- **What is required**:
Search each line below for "street", then return the lines where it appears.

- **Records provided**:
━━━━━━

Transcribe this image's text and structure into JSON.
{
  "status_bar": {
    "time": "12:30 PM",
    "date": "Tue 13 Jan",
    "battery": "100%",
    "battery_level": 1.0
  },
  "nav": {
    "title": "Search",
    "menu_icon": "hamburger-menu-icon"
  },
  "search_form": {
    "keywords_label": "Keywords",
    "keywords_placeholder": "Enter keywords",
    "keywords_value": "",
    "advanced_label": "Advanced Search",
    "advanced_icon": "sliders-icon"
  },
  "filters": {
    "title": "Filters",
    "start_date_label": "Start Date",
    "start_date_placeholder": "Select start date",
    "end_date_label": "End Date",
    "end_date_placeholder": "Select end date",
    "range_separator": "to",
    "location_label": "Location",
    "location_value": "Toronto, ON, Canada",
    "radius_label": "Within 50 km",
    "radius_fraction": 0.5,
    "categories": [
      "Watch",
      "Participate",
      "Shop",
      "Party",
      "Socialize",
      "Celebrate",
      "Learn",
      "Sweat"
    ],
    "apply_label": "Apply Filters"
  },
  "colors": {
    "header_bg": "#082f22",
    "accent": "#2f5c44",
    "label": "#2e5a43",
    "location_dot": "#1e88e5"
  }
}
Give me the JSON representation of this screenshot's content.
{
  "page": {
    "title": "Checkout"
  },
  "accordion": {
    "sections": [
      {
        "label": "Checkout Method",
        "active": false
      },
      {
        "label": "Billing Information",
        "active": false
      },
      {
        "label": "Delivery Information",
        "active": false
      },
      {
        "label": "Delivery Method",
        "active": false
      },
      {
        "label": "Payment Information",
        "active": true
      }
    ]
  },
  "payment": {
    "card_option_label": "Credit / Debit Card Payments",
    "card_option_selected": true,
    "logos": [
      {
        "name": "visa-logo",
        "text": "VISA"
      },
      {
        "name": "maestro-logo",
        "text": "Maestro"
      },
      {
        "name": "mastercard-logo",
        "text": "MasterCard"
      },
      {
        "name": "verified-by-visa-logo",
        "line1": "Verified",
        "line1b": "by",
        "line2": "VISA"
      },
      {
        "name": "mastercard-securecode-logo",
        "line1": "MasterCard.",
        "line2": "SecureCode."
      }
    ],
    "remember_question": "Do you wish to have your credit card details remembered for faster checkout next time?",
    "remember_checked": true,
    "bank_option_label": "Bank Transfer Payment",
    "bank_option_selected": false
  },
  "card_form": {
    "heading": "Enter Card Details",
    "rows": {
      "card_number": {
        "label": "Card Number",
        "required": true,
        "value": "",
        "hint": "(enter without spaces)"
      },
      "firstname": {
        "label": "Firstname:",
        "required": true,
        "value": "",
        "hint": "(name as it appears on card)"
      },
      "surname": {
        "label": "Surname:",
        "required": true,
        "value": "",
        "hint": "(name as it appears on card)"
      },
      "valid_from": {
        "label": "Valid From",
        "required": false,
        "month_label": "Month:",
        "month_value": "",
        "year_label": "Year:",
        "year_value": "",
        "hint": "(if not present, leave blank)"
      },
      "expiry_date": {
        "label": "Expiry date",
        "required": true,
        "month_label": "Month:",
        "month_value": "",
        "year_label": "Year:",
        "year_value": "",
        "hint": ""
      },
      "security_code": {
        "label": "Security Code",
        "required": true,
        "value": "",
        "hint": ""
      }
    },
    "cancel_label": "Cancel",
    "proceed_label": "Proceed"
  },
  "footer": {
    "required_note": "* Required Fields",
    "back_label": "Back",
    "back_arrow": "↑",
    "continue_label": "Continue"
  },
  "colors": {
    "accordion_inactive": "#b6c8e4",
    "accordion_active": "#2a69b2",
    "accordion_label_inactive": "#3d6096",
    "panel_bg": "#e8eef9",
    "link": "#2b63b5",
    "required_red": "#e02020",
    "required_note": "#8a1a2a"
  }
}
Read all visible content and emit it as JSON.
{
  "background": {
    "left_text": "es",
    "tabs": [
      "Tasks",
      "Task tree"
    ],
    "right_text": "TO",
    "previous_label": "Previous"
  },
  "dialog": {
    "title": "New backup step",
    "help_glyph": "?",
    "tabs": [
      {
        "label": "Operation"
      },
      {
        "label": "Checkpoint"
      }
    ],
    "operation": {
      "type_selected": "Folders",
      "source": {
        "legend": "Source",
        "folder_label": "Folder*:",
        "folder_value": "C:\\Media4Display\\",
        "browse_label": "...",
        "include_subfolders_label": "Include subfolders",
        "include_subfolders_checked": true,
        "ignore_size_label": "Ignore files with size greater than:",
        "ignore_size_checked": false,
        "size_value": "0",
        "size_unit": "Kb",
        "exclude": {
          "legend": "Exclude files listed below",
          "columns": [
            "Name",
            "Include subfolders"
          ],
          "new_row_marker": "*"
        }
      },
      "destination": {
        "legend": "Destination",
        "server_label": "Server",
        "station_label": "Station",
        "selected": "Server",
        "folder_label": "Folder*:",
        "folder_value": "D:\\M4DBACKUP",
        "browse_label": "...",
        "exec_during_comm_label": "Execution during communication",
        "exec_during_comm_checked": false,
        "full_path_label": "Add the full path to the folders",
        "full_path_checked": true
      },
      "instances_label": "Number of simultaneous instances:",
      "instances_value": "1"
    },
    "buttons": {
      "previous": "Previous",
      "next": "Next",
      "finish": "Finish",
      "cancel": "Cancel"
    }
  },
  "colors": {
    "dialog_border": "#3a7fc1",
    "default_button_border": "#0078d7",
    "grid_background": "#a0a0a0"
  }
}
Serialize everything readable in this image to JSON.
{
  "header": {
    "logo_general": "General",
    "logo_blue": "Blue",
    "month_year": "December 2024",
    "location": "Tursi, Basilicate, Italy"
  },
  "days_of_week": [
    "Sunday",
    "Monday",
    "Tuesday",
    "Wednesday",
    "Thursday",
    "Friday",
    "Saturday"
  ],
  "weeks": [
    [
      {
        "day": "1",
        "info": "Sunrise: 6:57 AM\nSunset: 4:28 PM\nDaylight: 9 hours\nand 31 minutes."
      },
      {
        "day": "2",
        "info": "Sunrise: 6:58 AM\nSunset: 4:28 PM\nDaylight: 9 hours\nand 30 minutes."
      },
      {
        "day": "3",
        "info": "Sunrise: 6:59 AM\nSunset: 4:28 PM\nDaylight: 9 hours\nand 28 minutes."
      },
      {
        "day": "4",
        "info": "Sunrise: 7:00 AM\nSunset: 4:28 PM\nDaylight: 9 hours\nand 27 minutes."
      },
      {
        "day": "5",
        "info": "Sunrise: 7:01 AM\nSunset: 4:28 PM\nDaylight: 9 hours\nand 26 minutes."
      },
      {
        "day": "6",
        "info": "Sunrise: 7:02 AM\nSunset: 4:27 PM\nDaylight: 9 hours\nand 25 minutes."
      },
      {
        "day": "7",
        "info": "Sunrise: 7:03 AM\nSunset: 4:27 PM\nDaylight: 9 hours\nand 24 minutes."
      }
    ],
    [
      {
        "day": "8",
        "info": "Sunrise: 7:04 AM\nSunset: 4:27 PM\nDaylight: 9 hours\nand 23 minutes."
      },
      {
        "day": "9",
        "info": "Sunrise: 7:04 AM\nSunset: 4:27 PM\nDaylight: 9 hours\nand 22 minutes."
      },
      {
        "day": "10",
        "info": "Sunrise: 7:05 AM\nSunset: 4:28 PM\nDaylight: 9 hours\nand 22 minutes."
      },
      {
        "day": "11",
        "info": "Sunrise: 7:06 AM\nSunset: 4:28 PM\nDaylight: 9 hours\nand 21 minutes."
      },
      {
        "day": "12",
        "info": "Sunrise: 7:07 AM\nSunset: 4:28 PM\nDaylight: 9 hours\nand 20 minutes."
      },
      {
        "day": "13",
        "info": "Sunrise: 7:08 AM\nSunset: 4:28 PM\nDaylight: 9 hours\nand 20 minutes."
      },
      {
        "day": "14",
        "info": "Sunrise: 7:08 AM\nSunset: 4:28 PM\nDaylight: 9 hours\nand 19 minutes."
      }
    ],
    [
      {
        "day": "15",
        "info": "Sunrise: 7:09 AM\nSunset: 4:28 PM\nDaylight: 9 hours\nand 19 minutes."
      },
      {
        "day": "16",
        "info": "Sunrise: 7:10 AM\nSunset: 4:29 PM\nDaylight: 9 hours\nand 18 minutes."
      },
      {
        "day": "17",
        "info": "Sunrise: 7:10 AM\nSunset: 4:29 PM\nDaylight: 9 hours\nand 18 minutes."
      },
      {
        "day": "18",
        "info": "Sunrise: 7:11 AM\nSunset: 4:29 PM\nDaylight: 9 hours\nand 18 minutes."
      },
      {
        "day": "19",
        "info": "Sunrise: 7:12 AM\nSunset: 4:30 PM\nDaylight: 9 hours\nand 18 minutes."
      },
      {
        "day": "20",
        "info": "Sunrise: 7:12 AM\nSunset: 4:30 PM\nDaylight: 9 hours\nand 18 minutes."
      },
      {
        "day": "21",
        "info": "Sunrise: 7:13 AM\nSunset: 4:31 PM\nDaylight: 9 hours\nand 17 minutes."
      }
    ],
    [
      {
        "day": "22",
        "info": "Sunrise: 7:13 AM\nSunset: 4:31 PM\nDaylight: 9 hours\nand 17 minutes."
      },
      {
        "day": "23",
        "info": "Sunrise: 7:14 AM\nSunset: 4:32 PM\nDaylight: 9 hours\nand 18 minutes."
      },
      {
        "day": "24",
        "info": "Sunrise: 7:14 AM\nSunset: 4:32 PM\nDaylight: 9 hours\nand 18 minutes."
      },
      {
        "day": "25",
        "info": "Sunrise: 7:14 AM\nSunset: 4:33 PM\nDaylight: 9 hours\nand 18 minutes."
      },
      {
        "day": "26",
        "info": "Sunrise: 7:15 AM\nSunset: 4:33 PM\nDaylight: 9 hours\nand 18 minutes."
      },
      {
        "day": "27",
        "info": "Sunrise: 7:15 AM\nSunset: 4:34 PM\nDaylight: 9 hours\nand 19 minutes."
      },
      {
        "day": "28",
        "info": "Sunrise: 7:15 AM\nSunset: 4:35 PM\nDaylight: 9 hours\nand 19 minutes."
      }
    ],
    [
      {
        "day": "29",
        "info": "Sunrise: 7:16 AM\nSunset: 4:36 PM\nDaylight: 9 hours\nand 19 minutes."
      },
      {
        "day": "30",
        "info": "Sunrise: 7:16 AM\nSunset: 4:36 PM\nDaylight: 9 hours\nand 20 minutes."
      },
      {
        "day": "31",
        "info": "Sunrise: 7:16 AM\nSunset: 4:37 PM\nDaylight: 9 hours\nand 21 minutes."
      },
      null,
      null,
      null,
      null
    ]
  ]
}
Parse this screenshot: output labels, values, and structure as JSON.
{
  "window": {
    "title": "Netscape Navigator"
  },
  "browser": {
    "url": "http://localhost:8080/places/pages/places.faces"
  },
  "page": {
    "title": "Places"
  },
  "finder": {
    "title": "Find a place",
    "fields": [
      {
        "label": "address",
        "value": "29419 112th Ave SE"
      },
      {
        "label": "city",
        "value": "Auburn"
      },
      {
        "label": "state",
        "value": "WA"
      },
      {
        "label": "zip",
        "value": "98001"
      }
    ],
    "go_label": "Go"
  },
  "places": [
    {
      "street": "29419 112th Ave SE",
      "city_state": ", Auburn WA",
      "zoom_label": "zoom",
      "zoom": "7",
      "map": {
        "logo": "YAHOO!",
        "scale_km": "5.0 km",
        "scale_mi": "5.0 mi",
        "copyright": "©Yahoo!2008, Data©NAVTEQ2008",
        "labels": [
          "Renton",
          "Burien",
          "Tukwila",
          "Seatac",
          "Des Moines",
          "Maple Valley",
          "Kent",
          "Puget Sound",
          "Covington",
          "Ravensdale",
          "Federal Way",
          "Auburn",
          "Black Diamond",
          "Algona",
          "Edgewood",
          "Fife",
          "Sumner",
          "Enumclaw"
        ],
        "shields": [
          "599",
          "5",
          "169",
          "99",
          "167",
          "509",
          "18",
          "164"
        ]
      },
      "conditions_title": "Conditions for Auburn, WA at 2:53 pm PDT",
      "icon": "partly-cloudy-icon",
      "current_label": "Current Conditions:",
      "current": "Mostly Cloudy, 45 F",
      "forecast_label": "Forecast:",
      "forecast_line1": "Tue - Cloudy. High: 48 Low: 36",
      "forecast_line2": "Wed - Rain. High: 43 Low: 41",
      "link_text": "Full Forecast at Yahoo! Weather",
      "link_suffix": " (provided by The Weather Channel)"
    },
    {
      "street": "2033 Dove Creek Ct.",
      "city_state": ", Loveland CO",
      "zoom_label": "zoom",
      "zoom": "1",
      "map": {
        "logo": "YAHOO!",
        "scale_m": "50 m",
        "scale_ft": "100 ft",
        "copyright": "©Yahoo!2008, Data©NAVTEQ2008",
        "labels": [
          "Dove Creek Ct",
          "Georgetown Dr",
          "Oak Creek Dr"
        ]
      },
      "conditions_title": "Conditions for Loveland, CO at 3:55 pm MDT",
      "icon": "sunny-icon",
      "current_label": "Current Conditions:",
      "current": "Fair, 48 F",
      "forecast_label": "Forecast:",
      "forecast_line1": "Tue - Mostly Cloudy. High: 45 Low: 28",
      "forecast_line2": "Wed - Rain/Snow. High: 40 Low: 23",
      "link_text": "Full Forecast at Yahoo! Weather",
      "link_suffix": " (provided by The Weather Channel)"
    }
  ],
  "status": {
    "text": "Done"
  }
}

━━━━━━

- **Written solution**:
      "street": "29419 112th Ave SE",
      "street": "2033 Dove Creek Ct.",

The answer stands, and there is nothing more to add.